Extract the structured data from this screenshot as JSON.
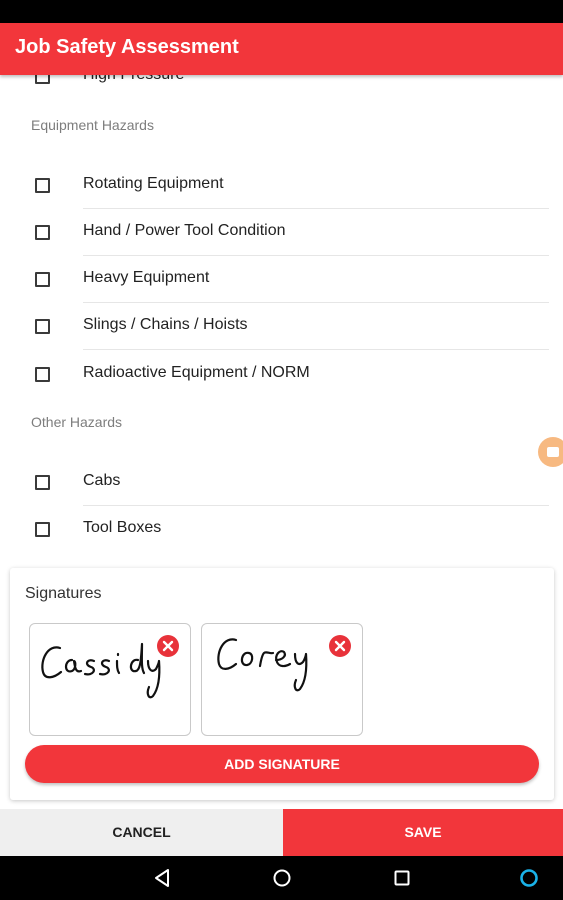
{
  "app": {
    "title": "Job Safety Assessment"
  },
  "checklist": {
    "partial_item": "High Pressure",
    "sections": [
      {
        "title": "Equipment Hazards",
        "items": [
          {
            "label": "Rotating Equipment",
            "checked": false
          },
          {
            "label": "Hand / Power Tool Condition",
            "checked": false
          },
          {
            "label": "Heavy Equipment",
            "checked": false
          },
          {
            "label": "Slings / Chains / Hoists",
            "checked": false
          },
          {
            "label": "Radioactive Equipment / NORM",
            "checked": false
          }
        ]
      },
      {
        "title": "Other Hazards",
        "items": [
          {
            "label": "Cabs",
            "checked": false
          },
          {
            "label": "Tool Boxes",
            "checked": false
          }
        ]
      }
    ]
  },
  "signatures": {
    "title": "Signatures",
    "items": [
      {
        "name": "Cassidy"
      },
      {
        "name": "Corey"
      }
    ],
    "add_label": "ADD SIGNATURE"
  },
  "actions": {
    "cancel_label": "CANCEL",
    "save_label": "SAVE"
  },
  "colors": {
    "primary": "#f2363b",
    "remove": "#e8323a",
    "accent_circle": "#1ab2e8"
  }
}
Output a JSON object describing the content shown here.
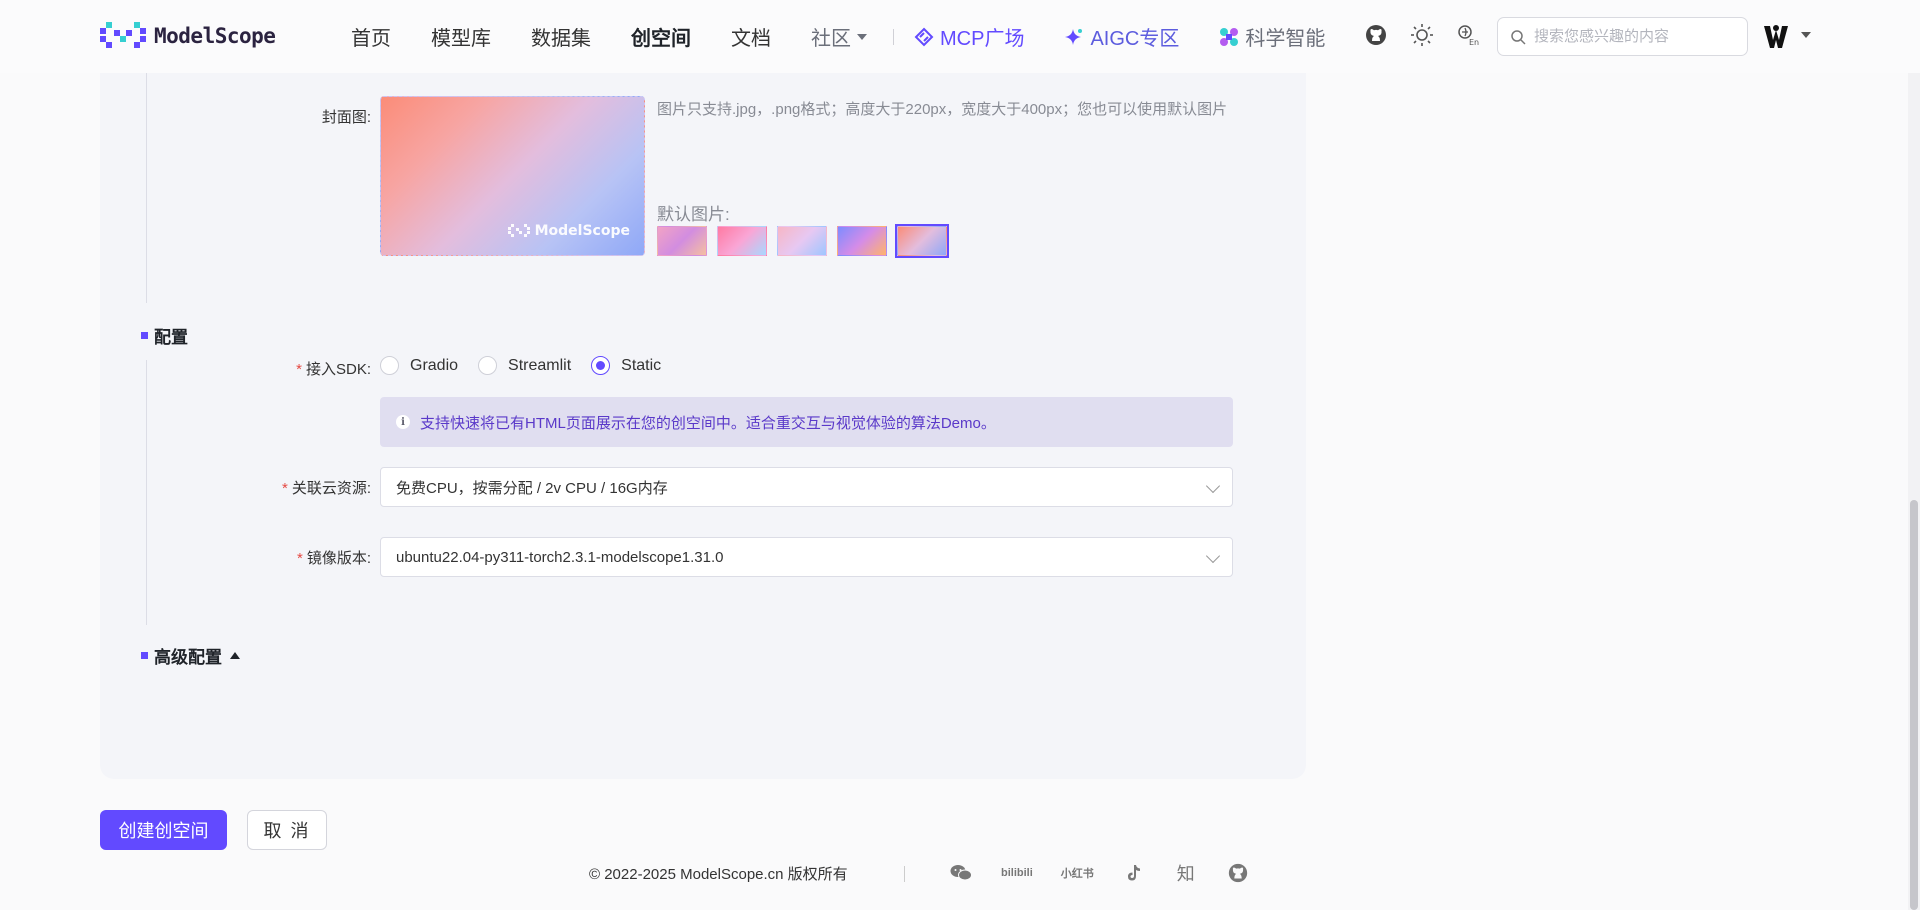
{
  "header": {
    "brand": "ModelScope",
    "nav": [
      {
        "label": "首页"
      },
      {
        "label": "模型库"
      },
      {
        "label": "数据集"
      },
      {
        "label": "创空间",
        "active": true
      },
      {
        "label": "文档"
      },
      {
        "label": "社区"
      }
    ],
    "special_nav": [
      {
        "label": "MCP广场",
        "icon": "mcp-icon"
      },
      {
        "label": "AIGC专区",
        "icon": "sparkle-icon"
      },
      {
        "label": "科学智能",
        "icon": "science-icon"
      }
    ],
    "search_placeholder": "搜索您感兴趣的内容"
  },
  "form": {
    "cover": {
      "label": "封面图:",
      "hint": "图片只支持.jpg，.png格式；高度大于220px，宽度大于400px；您也可以使用默认图片",
      "defaults_label": "默认图片:",
      "cover_logo_text": "ModelScope",
      "thumb_count": 5,
      "selected_thumb_index": 4
    },
    "config_section": "配置",
    "sdk": {
      "label": "接入SDK:",
      "options": [
        "Gradio",
        "Streamlit",
        "Static"
      ],
      "selected": "Static"
    },
    "info_text": "支持快速将已有HTML页面展示在您的创空间中。适合重交互与视觉体验的算法Demo。",
    "cloud": {
      "label": "关联云资源:",
      "value": "免费CPU，按需分配 / 2v CPU / 16G内存"
    },
    "image": {
      "label": "镜像版本:",
      "value": "ubuntu22.04-py311-torch2.3.1-modelscope1.31.0"
    },
    "advanced_section": "高级配置"
  },
  "buttons": {
    "create": "创建创空间",
    "cancel": "取 消"
  },
  "footer": {
    "copyright": "© 2022-2025 ModelScope.cn 版权所有",
    "icons": [
      "wechat-icon",
      "bilibili-icon",
      "xiaohongshu-icon",
      "douyin-icon",
      "zhihu-icon",
      "github-icon"
    ],
    "bilibili_text": "bilibili",
    "xhs_text": "小红书",
    "zhihu_text": "知"
  },
  "colors": {
    "accent": "#624aff",
    "info_bg": "#e0def0",
    "required": "#e54a44"
  }
}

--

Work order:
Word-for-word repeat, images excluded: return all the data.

Reply to the task:
Extract the structured data from this screenshot as JSON.
{
  "app": {
    "title": "Job Safety Assessment"
  },
  "checklist": {
    "partial_item": "High Pressure",
    "sections": [
      {
        "title": "Equipment Hazards",
        "items": [
          {
            "label": "Rotating Equipment",
            "checked": false
          },
          {
            "label": "Hand / Power Tool Condition",
            "checked": false
          },
          {
            "label": "Heavy Equipment",
            "checked": false
          },
          {
            "label": "Slings / Chains / Hoists",
            "checked": false
          },
          {
            "label": "Radioactive Equipment / NORM",
            "checked": false
          }
        ]
      },
      {
        "title": "Other Hazards",
        "items": [
          {
            "label": "Cabs",
            "checked": false
          },
          {
            "label": "Tool Boxes",
            "checked": false
          }
        ]
      }
    ]
  },
  "signatures": {
    "title": "Signatures",
    "items": [
      {
        "name": "Cassidy"
      },
      {
        "name": "Corey"
      }
    ],
    "add_label": "ADD SIGNATURE"
  },
  "actions": {
    "cancel_label": "CANCEL",
    "save_label": "SAVE"
  },
  "colors": {
    "primary": "#f2363b",
    "remove": "#e8323a",
    "accent_circle": "#1ab2e8"
  }
}
Output a JSON object describing the content shown here.
{
  "header": {
    "brand": "ModelScope",
    "nav": [
      {
        "label": "首页"
      },
      {
        "label": "模型库"
      },
      {
        "label": "数据集"
      },
      {
        "label": "创空间",
        "active": true
      },
      {
        "label": "文档"
      },
      {
        "label": "社区"
      }
    ],
    "special_nav": [
      {
        "label": "MCP广场",
        "icon": "mcp-icon"
      },
      {
        "label": "AIGC专区",
        "icon": "sparkle-icon"
      },
      {
        "label": "科学智能",
        "icon": "science-icon"
      }
    ],
    "search_placeholder": "搜索您感兴趣的内容"
  },
  "form": {
    "cover": {
      "label": "封面图:",
      "hint": "图片只支持.jpg，.png格式；高度大于220px，宽度大于400px；您也可以使用默认图片",
      "defaults_label": "默认图片:",
      "cover_logo_text": "ModelScope",
      "thumb_count": 5,
      "selected_thumb_index": 4
    },
    "config_section": "配置",
    "sdk": {
      "label": "接入SDK:",
      "options": [
        "Gradio",
        "Streamlit",
        "Static"
      ],
      "selected": "Static"
    },
    "info_text": "支持快速将已有HTML页面展示在您的创空间中。适合重交互与视觉体验的算法Demo。",
    "cloud": {
      "label": "关联云资源:",
      "value": "免费CPU，按需分配 / 2v CPU / 16G内存"
    },
    "image": {
      "label": "镜像版本:",
      "value": "ubuntu22.04-py311-torch2.3.1-modelscope1.31.0"
    },
    "advanced_section": "高级配置"
  },
  "buttons": {
    "create": "创建创空间",
    "cancel": "取 消"
  },
  "footer": {
    "copyright": "© 2022-2025 ModelScope.cn 版权所有",
    "icons": [
      "wechat-icon",
      "bilibili-icon",
      "xiaohongshu-icon",
      "douyin-icon",
      "zhihu-icon",
      "github-icon"
    ],
    "bilibili_text": "bilibili",
    "xhs_text": "小红书",
    "zhihu_text": "知"
  },
  "colors": {
    "accent": "#624aff",
    "info_bg": "#e0def0",
    "required": "#e54a44"
  }
}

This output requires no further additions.